----- RECORDS FOR THIS EXERCISE

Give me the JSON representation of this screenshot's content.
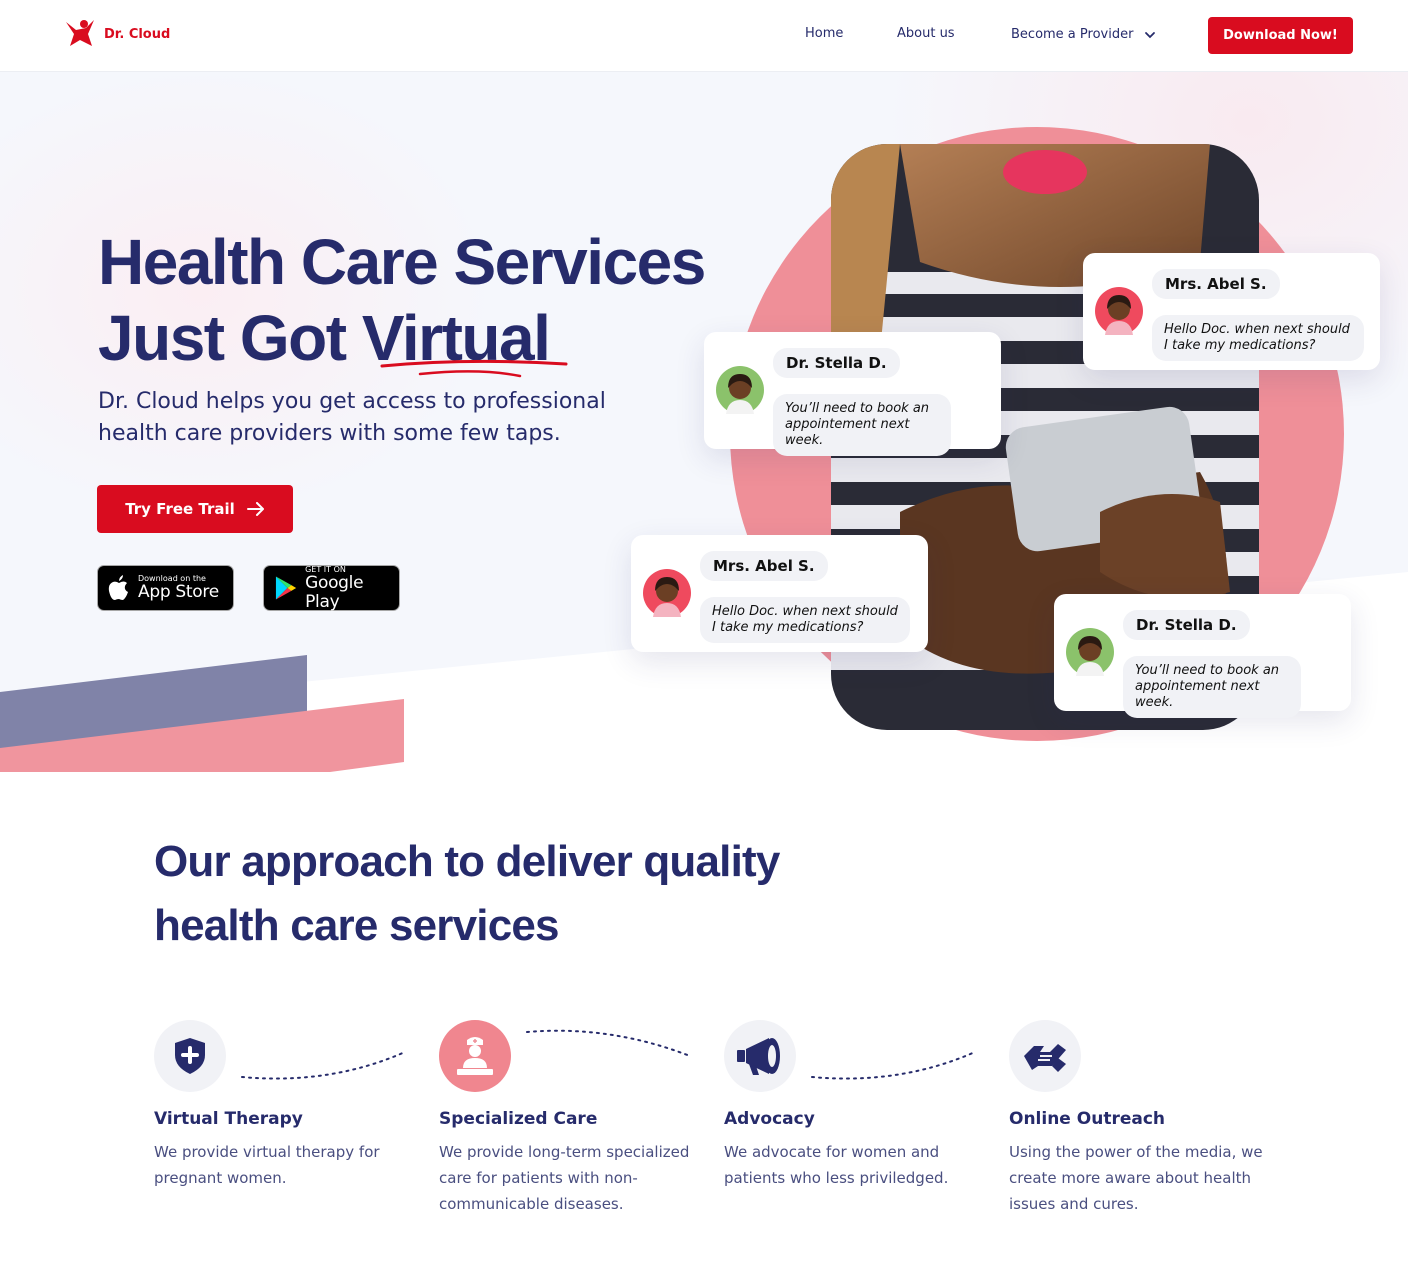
{
  "brand": {
    "name": "Dr. Cloud",
    "color": "#D90C1F",
    "navy": "#262B6B",
    "pink": "#F0868F"
  },
  "nav": {
    "home": "Home",
    "about": "About us",
    "provider": "Become a Provider",
    "download": "Download Now!"
  },
  "hero": {
    "title_line1": "Health Care Services",
    "title_line2": "Just Got Virtual",
    "subtitle": "Dr. Cloud helps you get access to professional health care providers with some few taps.",
    "cta": "Try Free Trail",
    "appstore_small": "Download on the",
    "appstore_big": "App Store",
    "googleplay_small": "GET IT ON",
    "googleplay_big": "Google Play"
  },
  "chats": [
    {
      "name": "Mrs. Abel S.",
      "message": "Hello Doc. when next should I take my medications?"
    },
    {
      "name": "Dr. Stella D.",
      "message": "You’ll need to book an appointement next week."
    },
    {
      "name": "Mrs. Abel S.",
      "message": "Hello Doc. when next should I take my medications?"
    },
    {
      "name": "Dr. Stella D.",
      "message": "You’ll need to book an appointement next week."
    }
  ],
  "approach": {
    "title_line1": "Our approach to deliver quality",
    "title_line2": "health care services",
    "features": [
      {
        "title": "Virtual Therapy",
        "desc": "We provide virtual therapy for pregnant women.",
        "icon": "shield-plus-icon"
      },
      {
        "title": "Specialized Care",
        "desc": "We provide long-term specialized care for patients with non-communicable diseases.",
        "icon": "nurse-icon"
      },
      {
        "title": "Advocacy",
        "desc": "We advocate for women and patients who less priviledged.",
        "icon": "megaphone-icon"
      },
      {
        "title": "Online Outreach",
        "desc": "Using the power of the media, we create more aware about health issues and cures.",
        "icon": "handshake-icon"
      }
    ]
  }
}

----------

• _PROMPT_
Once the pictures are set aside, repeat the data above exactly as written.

• _ANSWER SECTION_
Give me the JSON representation of this screenshot's content.
{
  "brand": {
    "name": "Dr. Cloud",
    "color": "#D90C1F",
    "navy": "#262B6B",
    "pink": "#F0868F"
  },
  "nav": {
    "home": "Home",
    "about": "About us",
    "provider": "Become a Provider",
    "download": "Download Now!"
  },
  "hero": {
    "title_line1": "Health Care Services",
    "title_line2": "Just Got Virtual",
    "subtitle": "Dr. Cloud helps you get access to professional health care providers with some few taps.",
    "cta": "Try Free Trail",
    "appstore_small": "Download on the",
    "appstore_big": "App Store",
    "googleplay_small": "GET IT ON",
    "googleplay_big": "Google Play"
  },
  "chats": [
    {
      "name": "Mrs. Abel S.",
      "message": "Hello Doc. when next should I take my medications?"
    },
    {
      "name": "Dr. Stella D.",
      "message": "You’ll need to book an appointement next week."
    },
    {
      "name": "Mrs. Abel S.",
      "message": "Hello Doc. when next should I take my medications?"
    },
    {
      "name": "Dr. Stella D.",
      "message": "You’ll need to book an appointement next week."
    }
  ],
  "approach": {
    "title_line1": "Our approach to deliver quality",
    "title_line2": "health care services",
    "features": [
      {
        "title": "Virtual Therapy",
        "desc": "We provide virtual therapy for pregnant women.",
        "icon": "shield-plus-icon"
      },
      {
        "title": "Specialized Care",
        "desc": "We provide long-term specialized care for patients with non-communicable diseases.",
        "icon": "nurse-icon"
      },
      {
        "title": "Advocacy",
        "desc": "We advocate for women and patients who less priviledged.",
        "icon": "megaphone-icon"
      },
      {
        "title": "Online Outreach",
        "desc": "Using the power of the media, we create more aware about health issues and cures.",
        "icon": "handshake-icon"
      }
    ]
  }
}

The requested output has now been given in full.